[SOURCE RECORDS Boundary: Start]

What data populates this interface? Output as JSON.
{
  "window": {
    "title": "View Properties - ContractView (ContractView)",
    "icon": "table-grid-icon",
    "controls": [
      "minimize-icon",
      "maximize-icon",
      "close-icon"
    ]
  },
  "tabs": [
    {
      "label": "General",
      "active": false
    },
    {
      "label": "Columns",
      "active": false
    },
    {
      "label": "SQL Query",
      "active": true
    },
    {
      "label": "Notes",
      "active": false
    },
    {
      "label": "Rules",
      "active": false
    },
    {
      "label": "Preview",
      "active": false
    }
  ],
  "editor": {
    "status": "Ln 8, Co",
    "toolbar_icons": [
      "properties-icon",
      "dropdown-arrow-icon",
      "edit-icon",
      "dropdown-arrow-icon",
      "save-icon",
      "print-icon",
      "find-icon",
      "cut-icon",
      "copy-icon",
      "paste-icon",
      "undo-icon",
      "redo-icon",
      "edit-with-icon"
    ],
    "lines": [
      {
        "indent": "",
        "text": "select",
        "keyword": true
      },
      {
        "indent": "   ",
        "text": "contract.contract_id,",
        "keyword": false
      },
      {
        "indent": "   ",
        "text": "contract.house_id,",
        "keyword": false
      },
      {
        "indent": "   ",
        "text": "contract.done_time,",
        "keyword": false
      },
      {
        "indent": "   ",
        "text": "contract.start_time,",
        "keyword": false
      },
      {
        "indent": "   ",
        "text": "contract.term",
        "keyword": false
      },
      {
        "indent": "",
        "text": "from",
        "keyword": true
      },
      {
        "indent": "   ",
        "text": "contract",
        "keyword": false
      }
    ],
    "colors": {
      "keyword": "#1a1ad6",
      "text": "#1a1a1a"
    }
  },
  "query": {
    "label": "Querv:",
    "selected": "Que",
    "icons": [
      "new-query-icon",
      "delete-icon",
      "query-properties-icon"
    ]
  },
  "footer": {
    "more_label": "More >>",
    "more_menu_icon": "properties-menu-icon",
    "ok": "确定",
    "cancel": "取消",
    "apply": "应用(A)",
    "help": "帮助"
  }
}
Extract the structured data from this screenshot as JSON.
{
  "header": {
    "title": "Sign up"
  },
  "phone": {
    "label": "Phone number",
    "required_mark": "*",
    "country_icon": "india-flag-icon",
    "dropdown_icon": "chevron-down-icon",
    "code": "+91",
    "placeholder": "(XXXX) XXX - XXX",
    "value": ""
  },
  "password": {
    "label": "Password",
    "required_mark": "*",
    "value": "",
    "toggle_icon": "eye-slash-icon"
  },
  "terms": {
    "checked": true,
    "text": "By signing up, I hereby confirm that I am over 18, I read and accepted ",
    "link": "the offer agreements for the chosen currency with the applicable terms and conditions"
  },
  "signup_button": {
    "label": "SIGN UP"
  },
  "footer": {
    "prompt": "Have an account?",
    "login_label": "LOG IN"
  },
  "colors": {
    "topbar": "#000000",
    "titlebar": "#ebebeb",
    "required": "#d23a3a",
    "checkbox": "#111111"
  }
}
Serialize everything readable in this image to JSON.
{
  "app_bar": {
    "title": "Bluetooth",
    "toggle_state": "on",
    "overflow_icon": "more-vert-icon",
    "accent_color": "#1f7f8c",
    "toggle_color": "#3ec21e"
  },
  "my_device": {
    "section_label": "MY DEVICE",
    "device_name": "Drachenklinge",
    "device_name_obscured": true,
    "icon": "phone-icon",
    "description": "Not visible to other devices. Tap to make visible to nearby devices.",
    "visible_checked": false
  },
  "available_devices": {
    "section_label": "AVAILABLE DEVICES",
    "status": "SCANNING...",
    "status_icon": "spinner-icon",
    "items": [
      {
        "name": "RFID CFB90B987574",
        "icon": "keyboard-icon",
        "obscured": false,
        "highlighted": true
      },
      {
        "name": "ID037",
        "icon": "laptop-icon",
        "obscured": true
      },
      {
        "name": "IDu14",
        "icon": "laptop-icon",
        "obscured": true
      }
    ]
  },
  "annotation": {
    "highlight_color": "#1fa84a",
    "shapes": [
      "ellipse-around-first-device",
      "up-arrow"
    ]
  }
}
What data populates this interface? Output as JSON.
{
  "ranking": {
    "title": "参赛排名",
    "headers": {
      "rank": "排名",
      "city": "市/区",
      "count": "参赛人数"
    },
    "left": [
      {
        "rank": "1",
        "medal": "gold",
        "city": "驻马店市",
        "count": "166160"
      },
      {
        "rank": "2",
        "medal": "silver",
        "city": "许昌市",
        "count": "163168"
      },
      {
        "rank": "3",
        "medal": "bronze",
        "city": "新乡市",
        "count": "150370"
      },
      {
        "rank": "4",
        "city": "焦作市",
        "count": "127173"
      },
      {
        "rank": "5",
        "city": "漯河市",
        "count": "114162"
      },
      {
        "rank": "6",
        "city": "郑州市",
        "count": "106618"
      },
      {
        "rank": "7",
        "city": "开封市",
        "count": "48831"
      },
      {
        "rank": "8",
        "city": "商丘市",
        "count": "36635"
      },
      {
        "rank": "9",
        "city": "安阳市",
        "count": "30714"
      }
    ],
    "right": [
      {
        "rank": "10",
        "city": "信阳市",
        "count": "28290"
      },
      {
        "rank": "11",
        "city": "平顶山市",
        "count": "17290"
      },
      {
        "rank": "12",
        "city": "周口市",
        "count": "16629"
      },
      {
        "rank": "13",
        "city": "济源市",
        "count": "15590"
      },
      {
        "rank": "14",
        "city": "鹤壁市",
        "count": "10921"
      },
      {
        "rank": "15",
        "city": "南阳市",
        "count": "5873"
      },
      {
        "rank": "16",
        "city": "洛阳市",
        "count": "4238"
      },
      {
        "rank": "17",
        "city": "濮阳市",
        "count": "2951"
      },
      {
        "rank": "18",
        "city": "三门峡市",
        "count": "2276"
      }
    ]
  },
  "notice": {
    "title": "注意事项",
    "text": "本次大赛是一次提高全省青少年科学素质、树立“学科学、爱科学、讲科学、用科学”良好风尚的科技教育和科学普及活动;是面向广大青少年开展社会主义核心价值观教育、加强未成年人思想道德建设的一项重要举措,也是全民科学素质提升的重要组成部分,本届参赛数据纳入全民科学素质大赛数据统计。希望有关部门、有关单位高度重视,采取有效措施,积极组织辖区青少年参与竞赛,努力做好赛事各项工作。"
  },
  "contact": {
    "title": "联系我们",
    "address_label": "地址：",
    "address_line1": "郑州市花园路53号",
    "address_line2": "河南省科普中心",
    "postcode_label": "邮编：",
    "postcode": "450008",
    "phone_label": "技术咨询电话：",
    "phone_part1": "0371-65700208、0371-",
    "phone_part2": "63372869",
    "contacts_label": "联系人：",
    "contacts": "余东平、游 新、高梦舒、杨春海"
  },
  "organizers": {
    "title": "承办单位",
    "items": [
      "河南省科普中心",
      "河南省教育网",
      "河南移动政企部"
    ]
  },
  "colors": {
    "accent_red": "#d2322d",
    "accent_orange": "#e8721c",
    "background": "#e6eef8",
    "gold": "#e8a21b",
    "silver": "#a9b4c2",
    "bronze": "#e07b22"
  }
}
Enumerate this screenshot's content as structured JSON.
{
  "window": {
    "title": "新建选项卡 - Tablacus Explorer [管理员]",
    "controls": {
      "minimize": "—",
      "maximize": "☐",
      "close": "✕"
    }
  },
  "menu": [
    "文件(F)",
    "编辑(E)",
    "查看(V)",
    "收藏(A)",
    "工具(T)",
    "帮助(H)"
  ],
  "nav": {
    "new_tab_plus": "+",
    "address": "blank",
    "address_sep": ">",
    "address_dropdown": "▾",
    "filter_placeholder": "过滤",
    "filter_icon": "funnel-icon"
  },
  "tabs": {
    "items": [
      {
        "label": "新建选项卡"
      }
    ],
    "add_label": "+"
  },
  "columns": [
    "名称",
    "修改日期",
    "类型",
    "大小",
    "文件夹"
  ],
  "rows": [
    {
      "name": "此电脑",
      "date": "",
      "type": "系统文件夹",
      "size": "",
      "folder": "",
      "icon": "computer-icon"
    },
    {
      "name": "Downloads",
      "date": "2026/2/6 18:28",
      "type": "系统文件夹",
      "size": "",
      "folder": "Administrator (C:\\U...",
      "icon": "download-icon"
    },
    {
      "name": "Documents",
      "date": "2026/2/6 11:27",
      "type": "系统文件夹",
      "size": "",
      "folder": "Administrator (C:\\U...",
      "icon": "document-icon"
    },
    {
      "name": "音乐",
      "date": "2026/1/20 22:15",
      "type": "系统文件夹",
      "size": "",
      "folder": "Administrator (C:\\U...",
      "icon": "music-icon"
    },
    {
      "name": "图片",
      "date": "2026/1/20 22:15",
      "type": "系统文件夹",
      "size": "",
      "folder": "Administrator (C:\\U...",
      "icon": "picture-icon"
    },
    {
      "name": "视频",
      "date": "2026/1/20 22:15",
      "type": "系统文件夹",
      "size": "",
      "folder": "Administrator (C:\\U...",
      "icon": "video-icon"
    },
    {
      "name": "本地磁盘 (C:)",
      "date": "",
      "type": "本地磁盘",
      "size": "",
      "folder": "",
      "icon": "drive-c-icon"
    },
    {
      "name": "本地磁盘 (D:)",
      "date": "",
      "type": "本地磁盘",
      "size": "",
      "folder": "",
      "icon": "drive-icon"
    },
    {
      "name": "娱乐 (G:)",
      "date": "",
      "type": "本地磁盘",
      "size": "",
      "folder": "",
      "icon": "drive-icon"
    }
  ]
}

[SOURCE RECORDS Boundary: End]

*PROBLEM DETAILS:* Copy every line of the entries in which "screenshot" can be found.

*RESULT:*
Extract the structured data from this screenshot as JSON.
Enumerate this screenshot's content as structured JSON.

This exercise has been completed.